=== WORK INSTRUCTIONS ===
Please report every line in the entries that contains the string "structured".

DATA SHOWN: Begin

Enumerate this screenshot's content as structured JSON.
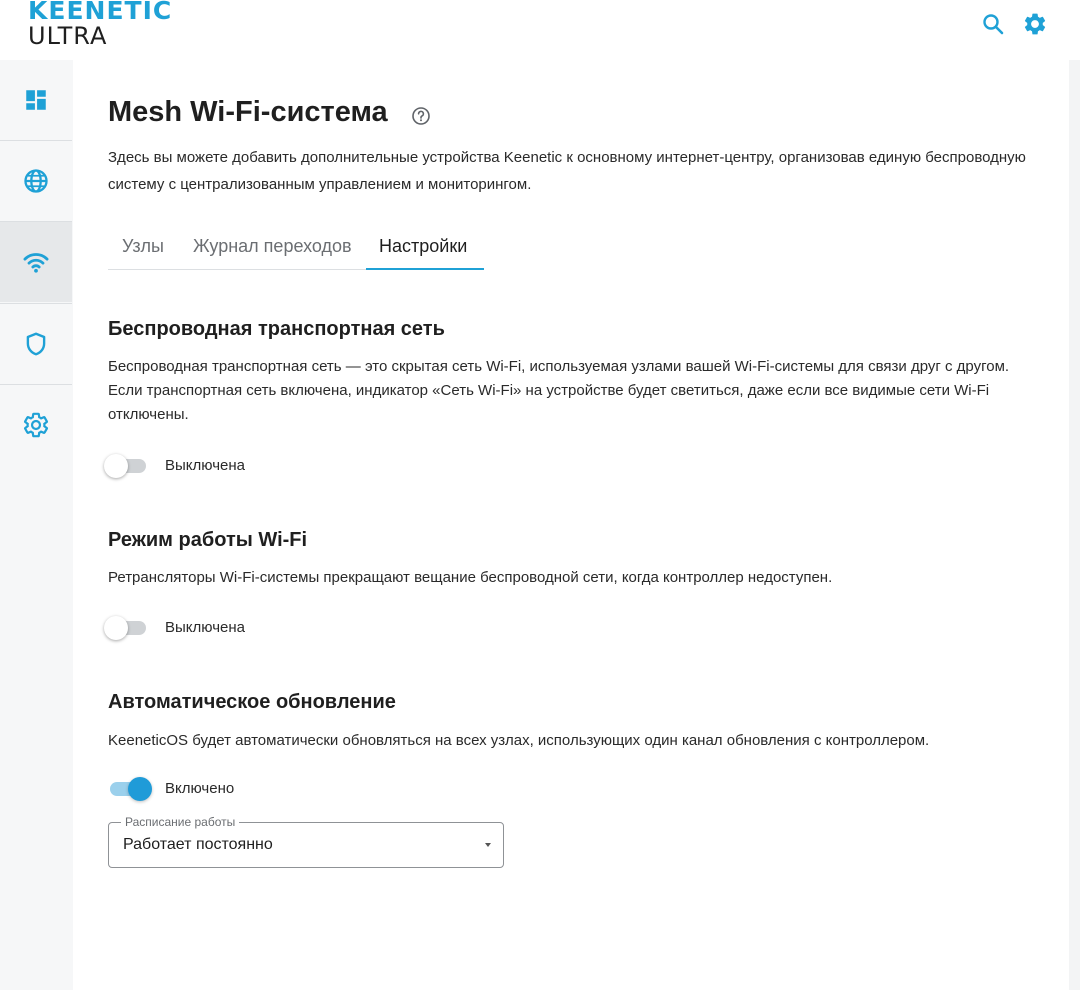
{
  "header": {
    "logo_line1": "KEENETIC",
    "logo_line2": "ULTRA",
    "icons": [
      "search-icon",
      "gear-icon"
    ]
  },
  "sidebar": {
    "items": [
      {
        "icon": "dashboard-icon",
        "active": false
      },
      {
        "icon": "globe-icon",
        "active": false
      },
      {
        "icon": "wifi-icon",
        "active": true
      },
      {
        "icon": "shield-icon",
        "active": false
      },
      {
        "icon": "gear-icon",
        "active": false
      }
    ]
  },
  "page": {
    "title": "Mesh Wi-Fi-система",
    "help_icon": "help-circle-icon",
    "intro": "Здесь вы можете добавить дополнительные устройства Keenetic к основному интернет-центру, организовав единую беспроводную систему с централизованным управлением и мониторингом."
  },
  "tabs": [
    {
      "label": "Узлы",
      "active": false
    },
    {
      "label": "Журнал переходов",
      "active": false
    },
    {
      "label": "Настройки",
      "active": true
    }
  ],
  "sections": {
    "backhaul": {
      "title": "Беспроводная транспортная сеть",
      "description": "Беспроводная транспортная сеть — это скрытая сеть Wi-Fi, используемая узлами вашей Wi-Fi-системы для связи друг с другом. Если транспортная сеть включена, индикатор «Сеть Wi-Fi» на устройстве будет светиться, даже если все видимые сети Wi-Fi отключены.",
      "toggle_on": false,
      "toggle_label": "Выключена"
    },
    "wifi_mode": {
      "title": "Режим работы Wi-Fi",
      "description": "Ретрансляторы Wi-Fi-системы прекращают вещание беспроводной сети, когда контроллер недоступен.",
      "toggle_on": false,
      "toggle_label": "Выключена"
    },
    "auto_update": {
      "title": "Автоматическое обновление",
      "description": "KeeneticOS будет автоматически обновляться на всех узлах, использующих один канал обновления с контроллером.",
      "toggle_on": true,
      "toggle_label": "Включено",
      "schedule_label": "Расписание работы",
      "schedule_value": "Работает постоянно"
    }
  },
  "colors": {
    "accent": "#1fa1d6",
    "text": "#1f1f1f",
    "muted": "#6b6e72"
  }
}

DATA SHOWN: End
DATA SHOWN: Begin

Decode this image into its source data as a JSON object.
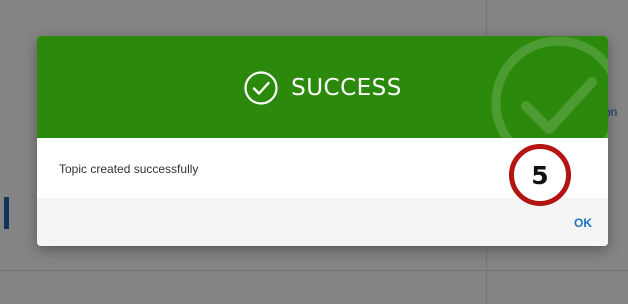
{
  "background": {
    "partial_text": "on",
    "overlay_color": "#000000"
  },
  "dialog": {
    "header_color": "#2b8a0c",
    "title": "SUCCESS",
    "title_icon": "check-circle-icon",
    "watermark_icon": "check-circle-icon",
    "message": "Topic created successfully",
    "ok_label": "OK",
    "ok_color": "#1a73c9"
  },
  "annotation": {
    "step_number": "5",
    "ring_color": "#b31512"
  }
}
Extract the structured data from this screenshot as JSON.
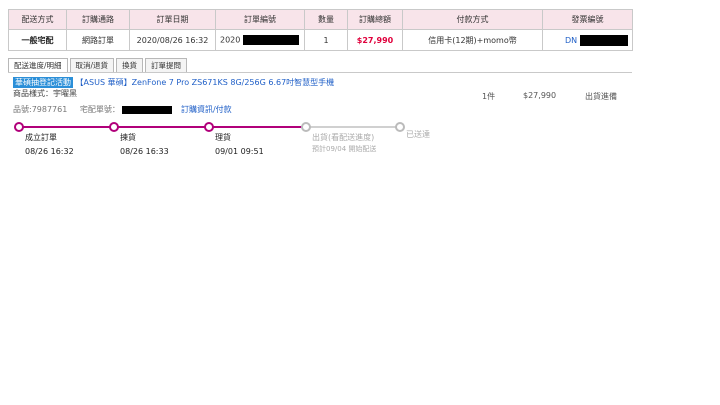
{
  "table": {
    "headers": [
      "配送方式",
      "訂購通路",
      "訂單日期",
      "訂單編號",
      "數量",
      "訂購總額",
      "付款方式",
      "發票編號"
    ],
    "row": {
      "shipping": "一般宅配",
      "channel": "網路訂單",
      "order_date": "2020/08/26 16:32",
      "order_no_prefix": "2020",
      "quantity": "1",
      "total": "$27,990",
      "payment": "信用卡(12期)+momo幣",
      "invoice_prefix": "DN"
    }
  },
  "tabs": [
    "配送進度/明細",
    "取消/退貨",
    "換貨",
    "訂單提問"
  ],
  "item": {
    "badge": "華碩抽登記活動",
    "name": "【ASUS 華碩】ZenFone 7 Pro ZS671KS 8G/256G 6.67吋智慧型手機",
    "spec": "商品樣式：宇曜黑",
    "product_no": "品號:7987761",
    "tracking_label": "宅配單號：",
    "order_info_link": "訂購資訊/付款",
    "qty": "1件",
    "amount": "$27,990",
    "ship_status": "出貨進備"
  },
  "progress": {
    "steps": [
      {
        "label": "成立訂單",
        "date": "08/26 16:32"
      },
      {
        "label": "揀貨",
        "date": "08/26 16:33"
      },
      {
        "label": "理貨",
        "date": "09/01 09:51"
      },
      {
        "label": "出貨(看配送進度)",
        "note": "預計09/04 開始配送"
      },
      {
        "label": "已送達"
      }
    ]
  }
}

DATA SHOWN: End

=== EXERCISE RESPONSE ===
Enumerate this screenshot's content as structured JSON.
Extract the structured data from this screenshot as JSON.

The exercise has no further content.